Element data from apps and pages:
● ● ●

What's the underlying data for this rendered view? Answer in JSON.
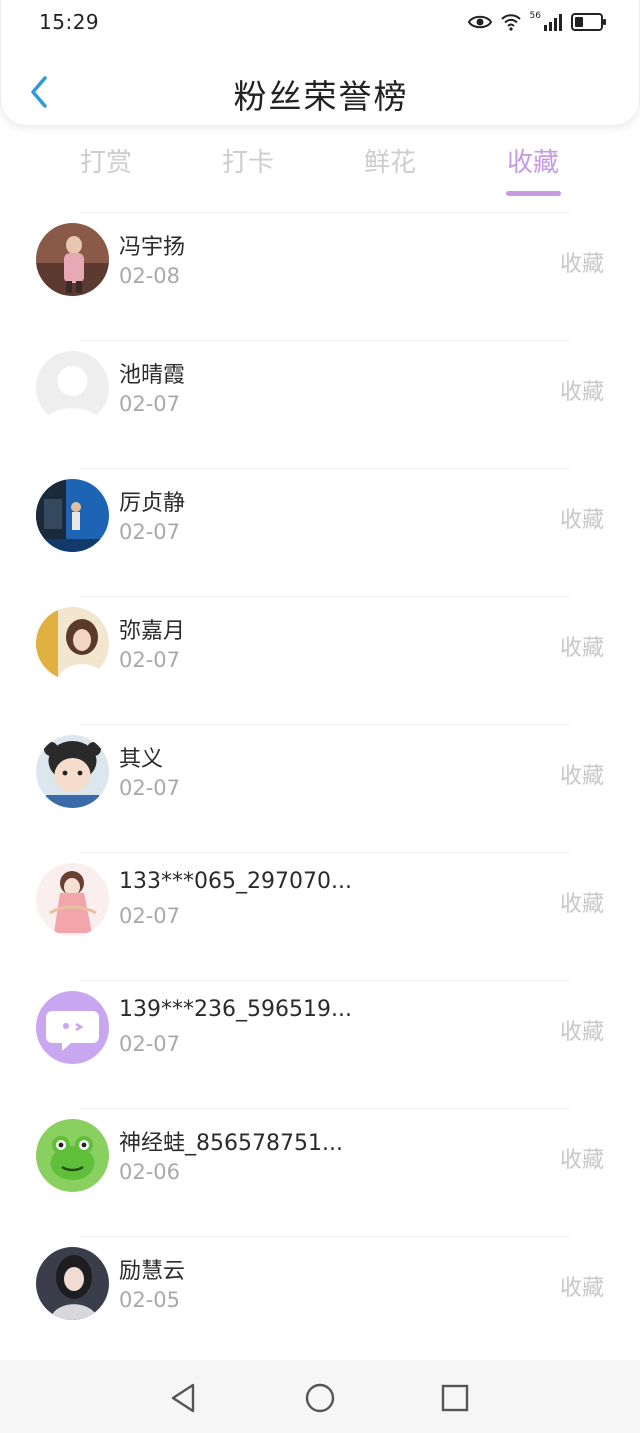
{
  "status_bar": {
    "time": "15:29",
    "network": "56",
    "icons": [
      "eye-icon",
      "wifi-icon",
      "signal-icon",
      "battery-icon"
    ]
  },
  "header": {
    "back_icon": "chevron-left-icon",
    "title": "粉丝荣誉榜"
  },
  "tabs": [
    {
      "label": "打赏",
      "active": false
    },
    {
      "label": "打卡",
      "active": false
    },
    {
      "label": "鲜花",
      "active": false
    },
    {
      "label": "收藏",
      "active": true
    }
  ],
  "colors": {
    "accent": "#c59be4",
    "back_arrow": "#2e9ad8",
    "inactive_tab": "#cdcdcd"
  },
  "fans": [
    {
      "name": "冯宇扬",
      "date": "02-08",
      "action": "收藏",
      "avatar": "photo-avatar"
    },
    {
      "name": "池晴霞",
      "date": "02-07",
      "action": "收藏",
      "avatar": "default-avatar"
    },
    {
      "name": "厉贞静",
      "date": "02-07",
      "action": "收藏",
      "avatar": "photo-avatar"
    },
    {
      "name": "弥嘉月",
      "date": "02-07",
      "action": "收藏",
      "avatar": "photo-avatar"
    },
    {
      "name": "其义",
      "date": "02-07",
      "action": "收藏",
      "avatar": "photo-avatar"
    },
    {
      "name": "133***065_297070...",
      "date": "02-07",
      "action": "收藏",
      "avatar": "illustration-avatar"
    },
    {
      "name": "139***236_596519...",
      "date": "02-07",
      "action": "收藏",
      "avatar": "chat-bubble-avatar"
    },
    {
      "name": "神经蛙_856578751...",
      "date": "02-06",
      "action": "收藏",
      "avatar": "frog-avatar"
    },
    {
      "name": "励慧云",
      "date": "02-05",
      "action": "收藏",
      "avatar": "photo-avatar"
    }
  ],
  "nav_bar": [
    "back-triangle-icon",
    "home-circle-icon",
    "recents-square-icon"
  ]
}
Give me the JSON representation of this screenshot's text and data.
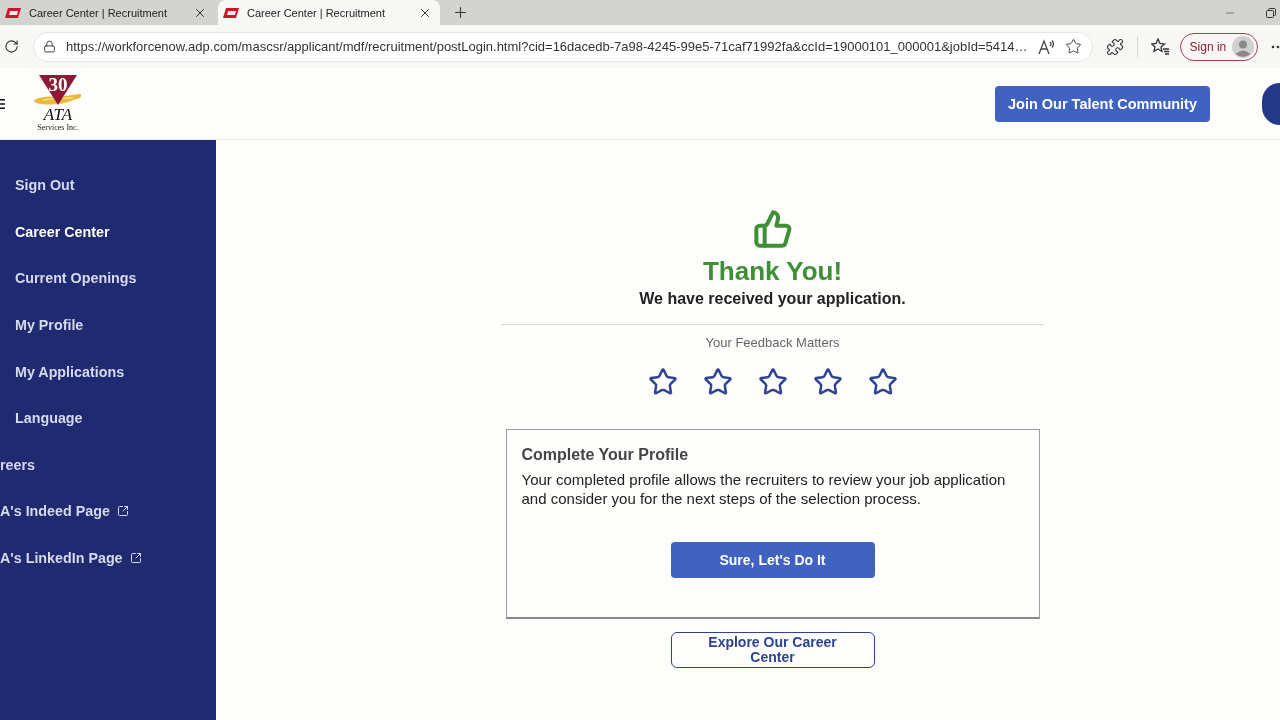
{
  "browser": {
    "tabs": [
      {
        "title": "Career Center | Recruitment",
        "selected": false
      },
      {
        "title": "Career Center | Recruitment",
        "selected": true
      }
    ],
    "address_bar": {
      "url": "https://workforcenow.adp.com/mascsr/applicant/mdf/recruitment/postLogin.html?cid=16dacedb-7a98-4245-99e5-71caf71992fa&ccId=19000101_000001&jobId=5414…"
    },
    "sign_in": "Sign in"
  },
  "header": {
    "logo": {
      "badge": "30",
      "name": "ATA",
      "tagline": "Services Inc."
    },
    "cta_button": "Join Our Talent Community"
  },
  "sidebar": {
    "items": [
      {
        "label": "Sign Out",
        "kind": "nested",
        "selected": false,
        "external": false
      },
      {
        "label": "Career Center",
        "kind": "nested",
        "selected": true,
        "external": false
      },
      {
        "label": "Current Openings",
        "kind": "nested",
        "selected": false,
        "external": false
      },
      {
        "label": "My Profile",
        "kind": "nested",
        "selected": false,
        "external": false
      },
      {
        "label": "My Applications",
        "kind": "nested",
        "selected": false,
        "external": false
      },
      {
        "label": "Language",
        "kind": "nested",
        "selected": false,
        "external": false
      },
      {
        "label": "reers",
        "kind": "top",
        "selected": false,
        "external": false
      },
      {
        "label": "A's Indeed Page",
        "kind": "top",
        "selected": false,
        "external": true
      },
      {
        "label": "A's LinkedIn Page",
        "kind": "top",
        "selected": false,
        "external": true
      }
    ]
  },
  "confirmation": {
    "title": "Thank You!",
    "message": "We have received your application."
  },
  "feedback": {
    "label": "Your Feedback Matters",
    "stars": 0
  },
  "profile_card": {
    "title": "Complete Your Profile",
    "text": "Your completed profile allows the recruiters to review your job application and consider you for the next steps of the selection process.",
    "button": "Sure, Let's Do It"
  },
  "secondary_button": "Explore Our Career Center"
}
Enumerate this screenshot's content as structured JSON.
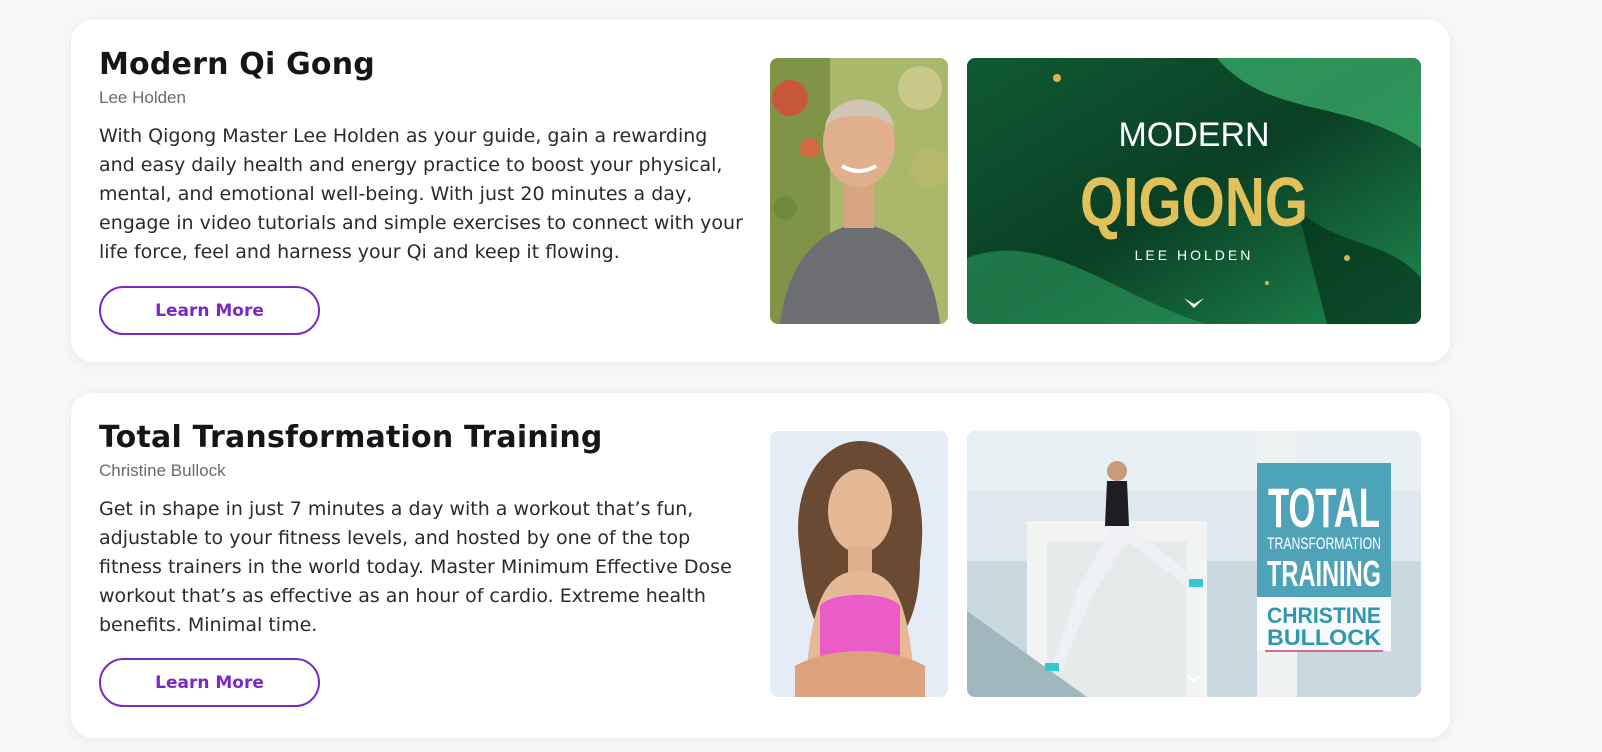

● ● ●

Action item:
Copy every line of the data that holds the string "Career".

Solution:
        "title": "Career Center | Recruitment",
        "title": "Career Center | Recruitment",
        "label": "Career Center",
  "secondary_button": "Explore Our Career Center"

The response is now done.